June 12 marked the anniversary of the disputed 2009 presidential election. That day, the Iranian Students News Agency (ISNA) published a letter signed by 100 reformist activists to former president Mohammad Khatami expressing their worries about the declining popularity of the reformist movement.
Writing to Khatami, the most influential figure in the reformist movement, the activists called for changes in the Reformists' Supreme Council for Policymaking (RSCP).
The council was created in November 2015 in anticipation of the upcoming parliamentary elections. It is considered the highest body for major reformist parties and groups and helps decide policies and electoral campaigns. The council is headed by Mohammad Aref, a member of the parliament from Tehran, who these reformist activists have targeted for criticism.
In their letter to Khatami, the activists implicitly attacked Aref for turning the council into a “campaign headquarters” for himself to secure his reelection and his future position. “This abuse of [his] political position has created a negative feeling among many supporters of the reformist movement,” they wrote. The signatories recommended that new figures be brought into the council, called for a change in management and for the council’s mission to be redefined as the creation of a “national reform institution.” Although they did not clarify what the institution would do, it is possibly related to what some reformists have described as a need for a “Reform Parliament,” a body represented by reformers that would replace the council as the highest decision-making authority among the various groups and parties.
They also recommended that Reza Aref be replaced by Abdollah Nouri, a cleric, reformist politician and a former interior minister under President Khatami.

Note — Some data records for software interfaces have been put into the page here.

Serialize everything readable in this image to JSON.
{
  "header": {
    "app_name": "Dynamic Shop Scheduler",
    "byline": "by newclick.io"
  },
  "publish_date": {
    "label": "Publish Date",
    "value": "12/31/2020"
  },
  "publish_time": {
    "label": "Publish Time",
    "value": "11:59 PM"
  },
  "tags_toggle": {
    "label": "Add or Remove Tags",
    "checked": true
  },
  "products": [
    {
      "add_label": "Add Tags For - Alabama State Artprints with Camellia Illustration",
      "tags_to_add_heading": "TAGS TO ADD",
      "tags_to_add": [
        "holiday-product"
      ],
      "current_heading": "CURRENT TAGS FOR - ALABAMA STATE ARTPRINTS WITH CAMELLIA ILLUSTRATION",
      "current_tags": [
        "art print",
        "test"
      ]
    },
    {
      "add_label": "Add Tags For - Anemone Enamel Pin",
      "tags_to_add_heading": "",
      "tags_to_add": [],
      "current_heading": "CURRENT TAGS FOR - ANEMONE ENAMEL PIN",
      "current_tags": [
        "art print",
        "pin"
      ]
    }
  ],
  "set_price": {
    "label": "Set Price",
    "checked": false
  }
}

In 1999, Nouri was sentenced to five years in prison in for publishing “sacrilegious” articles and opposing the teachings of Ayatollah Khomeini, though he was released after three years in 2002 after, at the urging of the parliament, the Supreme Leader Ayatollah Khamenei pardoned him. During his trial, Nouri did not accept the authority of the Special Clerical Court that sentenced him and never asked the Supreme Leader for clemency.
The Secret Meeting
Three weeks after the recent letter was published, it was reported that the main people behind the letter had had met with Mohammad Khatami. It is not clear how many people were present at the two-hour meeting, but the publication of its details, and Khatami’s alleged statements in particular — as reported by those present at the meeting — ignited a quarrel among Iranian reformists.
The clash reached its climax when, in a series of tweets, Tehran-based journalist Sasan Aghaei claimed that the core of the letters’ sponsors were members of the Central Council of the Reformist Union of Islamic Iran People Party and that they were pursuing a “hidden agenda.” According to Aghaei, three weeks after the publication of the letter, 20 of the signatories decided to write a second letter and complain about not receiving any response from Khatami, but when they did, they learned that Khatami had already given a response. After further inquiry, they discovered that “seven members of the gang” had already met with Khatami but had not told anybody else about it.
Aghaei said the break-off group of seven then reported what Khatami had said during the meeting, including that the reformists “cannot touch Aref and he will not be replaced.” They further claimed that Khatami supports interaction and dialogue with the regime and is not going to change his stance; and that he said the Reformists' Supreme Council for Policymaking could not be replaced. And finally, they said he insisted he had no more patience left to get entangled in quarrels among reformists — he had established the RSCP to reduce his own load of responsibilities.
Khatami also recommended to Aref that he bring in one of the signatories onto the council. According to Aghaei, the seven reformists present at the meeting were happy with the response, claiming it would be a great achievement for the reformist movement if one of them was included in the council — despite the fact that the letters’ signatories had insisted that they were not out to get anything for themselves.
In addition to the arguments between reformists, Khatami also sparked controversy when he reportedly talked about Mir Hossein Mousavi — the 2009 reformist presidential candidate who has been under house arrest since February 2011. According to the group, Khatami had told Mousavi that he would not follow his lead, and that his way was to interact with the regime.
One of the seven who met with Khatami is reformist activist Mehdi Mahmoudian. But he denied that Khatami had said this to Mousavi. However, the journalist Masoud Kazemi, who was also present at the meeting, quoted Khatami as saying: “Interaction with the regime must not stop. I said this to Mr. Mousavi In 2009.”
However, it is important to remember that these are all accounts from the seven reformists who met with Khatami — and not from Khatami himself. He has not yet denied or confirmed these reports, and nor has his office.
All these activities, meetings and criticisms are currently taking place under the banner of “reforming reformism.” But it seems that even this first step toward “reform” has led to divisions and infighting among the reformists themselves. This is neither new nor unusual, but it says a lot about their chances for real change.
More on recent discontent with, and within, the reformist movement in Iran:
People Have Left the Reformists Behind, January 2, 2018
Why Reformists Do Not Empathize with the Protesters, January 2, 2018
Reformists Should be Brave and Challenge Hypocrisy — But They Won’t, May 15, 2017